Following on from a previous post which covers some queries and issues I had when first deploying Windows 10 1703 (better known as the Creators Update) this post is designed to walk through installing and configuring Microsoft Deployment Toolkit to build a reference image of Windows 10 1703 using a Hyper-V Virtual Machine. Installing & Configuring Microsoft Deployment Toolkit and Dependencies We’ll be using Microsoft Deployment Toolkit (MDT) version 8443, which at the time of writing is the most recent release and fully supports Windows 10 1703.
I needed to write a PowerShell utility to create Exchange mailboxes for new users in Active Directory. The utility needed to create the mailboxes, use different databases, retention policies, and take users from several Organisational Units along with users in child OUs. This utility is available to download from the Microsoft TechNet Gallery, PowerShell Gallery and GitHub. If you’d like to contact me, please leave a comment, send me a tweet or DM, or you can join my Discord server.

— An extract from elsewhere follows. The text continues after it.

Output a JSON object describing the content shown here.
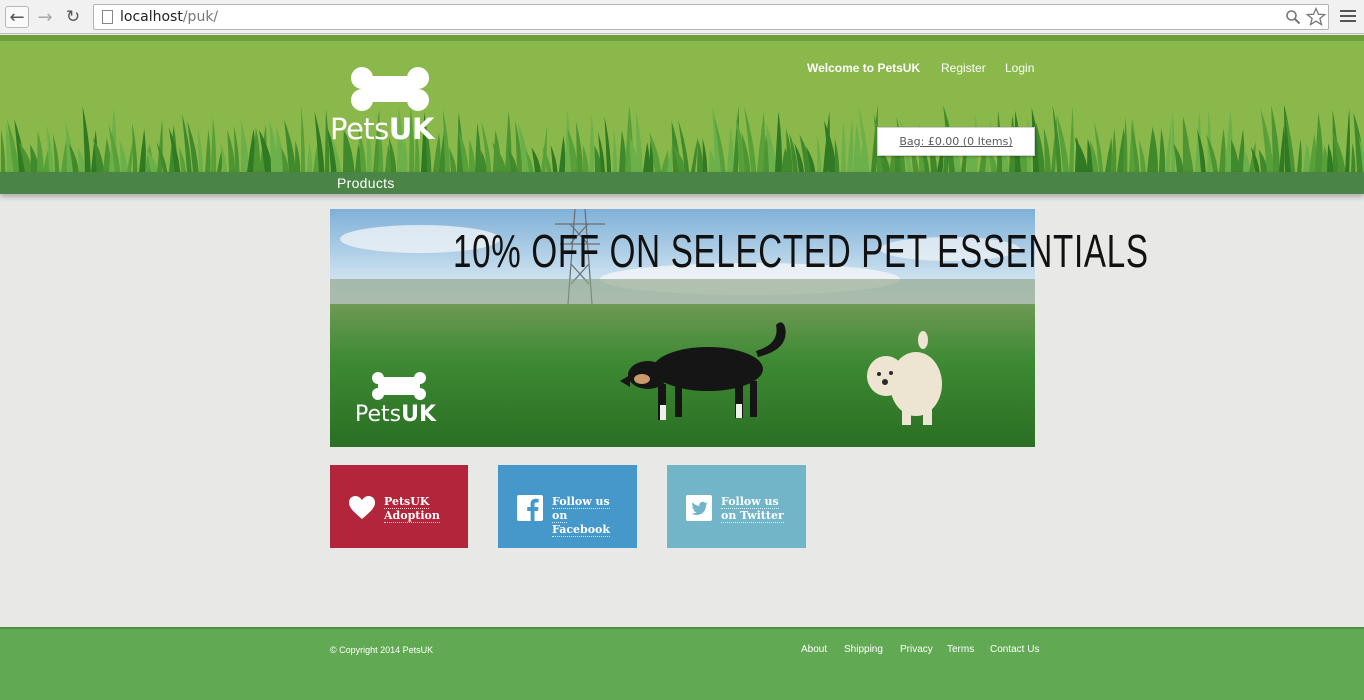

Introduction Update 2022-08-15: Added PowerShell commands to configure a Windows DHCP server for PXE boot. Update 2018-04-28: I’ve added the information in this post to a new one completely re-written for Windows Server 2016 here In a previous post PXE Booting for Microsoft Deployment Toolkit I mentioned that I would talk about how to set up PXE to deal with VLANs. To be honest I forgot all about it until someone on twitter reminded me - many thanks for the reminder!
UPDATE: This post is old and intended as a walk through on how my original script was put together for those wishing to learn PowerShell. For the finished, up-to-date script please check out this post and you can download the script from my TechNet profile. I previously posted a quick and dirty Hyper-V backup script that was very basic but did the job required at the time. I always wanted to revisit it and improve it.
In my There’s PowerShell In My Marzicraft! post I shared my script that creates a backup of the server and then uses OneDrive to upload it offsite. In this post, I’ll share my script to backup a Minecraft server that’s on shared hosting and therefore I only have limited access to. The server in question has a web admin front end and FTP access. I have no access to the terminal or desktop.
I’ve replaced this script with a much more robust script that will backup each VM, including checkpoints/snapshots. You can find that post here. Let’s celebrate the holiday season with a quick PowerShell script to backup a Hyper-V server…or maybe you just need a quick and dirty, belt and braces backup script for your Hyper-V based VMs. It’s a small, quick script leveraging Hyper-V’s PowerShell module and some traditional command line utilities, like robocopy.
Update 2018-04-28: I’ve completely re-written and updated this post with new information for Windows Server 2016 here. When installing PXE (pronounced “pixie”) booting for use with Microsoft Deployment Toolkit there are a few things to consider. There’s not much to installing WDS and configure PXE booting for MDT on a flat network, but if you have a larger network with VLANs there is some additional configuration needed. I’ll be covering the flat network configuration here and will post about the additional configuration needed for a larger network at a later date.
For this post the demo network consists of an Active Directory Domain Controller (DC01), a WSUS server (WSUS01) - here’s a previous post on installing WSUS, a server that will have Microsoft Deployment Toolkit installed (WDS01) and a blank Hyper-V Virtual Machine for creating the reference image. Update 2017-05-02: Please note that this post is also relevant to building Windows 10 1703 (Creators Update) images. I’ve posted about the differences here.
Update 2018-04-20 I’ve rolled the information in this post, and updated it, into a new post about setting up a WSUS server from scratch on Windows Server 2016 Core. The post is also suitable for a regular Windows Server 2016 server with a GUI. You can read it here. Update I’ve tested and updated this post for Windows Server 2016. In this post, I’m going to walk through setting up a WSUS server from scratch on Windows Server 2012 R2 or Windows Server 2016.
Update 2018-04-20: I’ve rolled the information in this post, and updated it, into a new post about setting up a WSUS server from scratch on Windows Server 2016 Core. The post is also suitable for a regular Windows Server 2016 server with a GUI. You can read it here. Update 2017-05-03: If you’re looking to resolve similar problems with WSUS on Windows Server 2016, please see this post. If you’ve been managing a WSUS server, you may have run into the well known MMC connection error above (appears as Event ID 7053 in the Event Viewer) by now.